Responding to challenges raised during the listening project, Club’s PTA has been working closely with their Community School Coordinator to put on a series of workshops, lead by Dr Ronda Taylor Bullock of we are: Working to Extend Anti-racist Education, to teach parents and staff about how to use children’s literature to have proactive conversations about race with students. Together they also secured a grant to fund the workshop series, including dinner and childcare, and to allow Hope Valley Elementary to participate as well.
Club’s Community School Coordinator is also working to build new partnerships that can help support the academic growth of our students of color. She has developed new partnerships with the HELPS Education Fund at NC State, the Augustine Literacy Project, Duke’s Partners for Success program and NC Central University Service-Learning program to secure trained volunteer tutors to provide additional services in our classrooms. She also recently secured a partnership with PetPalsNC to place a therapy dog at Club to help kids who struggle with anxiety.

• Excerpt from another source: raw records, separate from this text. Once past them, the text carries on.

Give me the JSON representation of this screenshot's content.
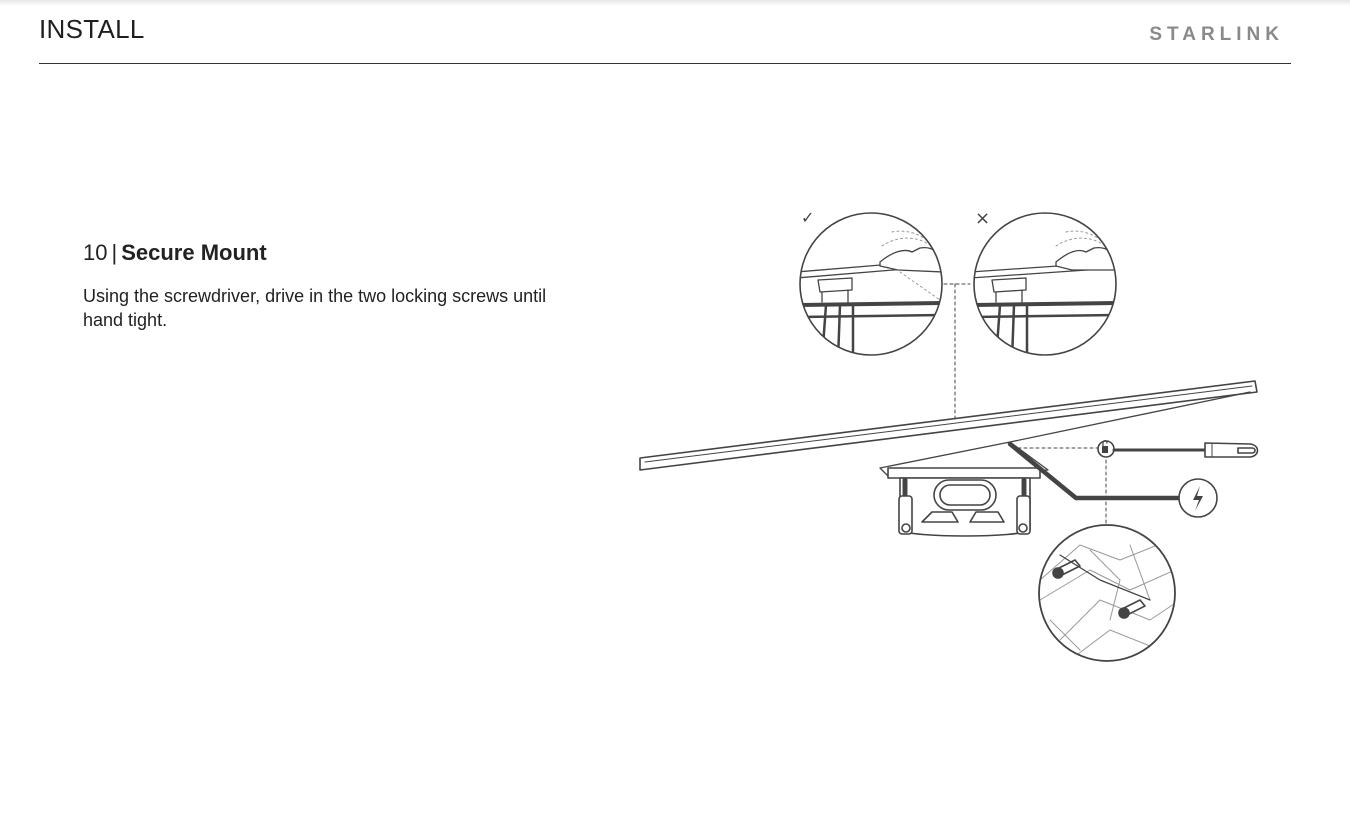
{
  "header": {
    "section": "INSTALL",
    "brand": "STARLINK"
  },
  "step": {
    "number": "10",
    "separator": "|",
    "title": "Secure Mount",
    "description": "Using the screwdriver, drive in the two locking screws until hand tight."
  },
  "figure": {
    "correct_mark": "✓",
    "incorrect_mark": "×"
  },
  "colors": {
    "line": "#444444",
    "brand": "#8a8a8a",
    "text": "#222222"
  }
}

The Bull City Community Schools Partnership has benefited from the immense support of so many individuals and organizations in our community who are eager to lift up the successes of Durham Public Schools, and help staff and families tackle challenges. Thanks to hundreds of generous individual donors, our grassroots fundraising campaign has raised almost $30,000 to support costs associated with the Listening Projects and other programming at the pilot schools. The Partnership also looks forward to sharing tools for staff-led staff engagement and parent organizing with other schools in the district. Let’s work together to empower all staff – classified and certified – and all families – particularly families of color – as agents of school transformation.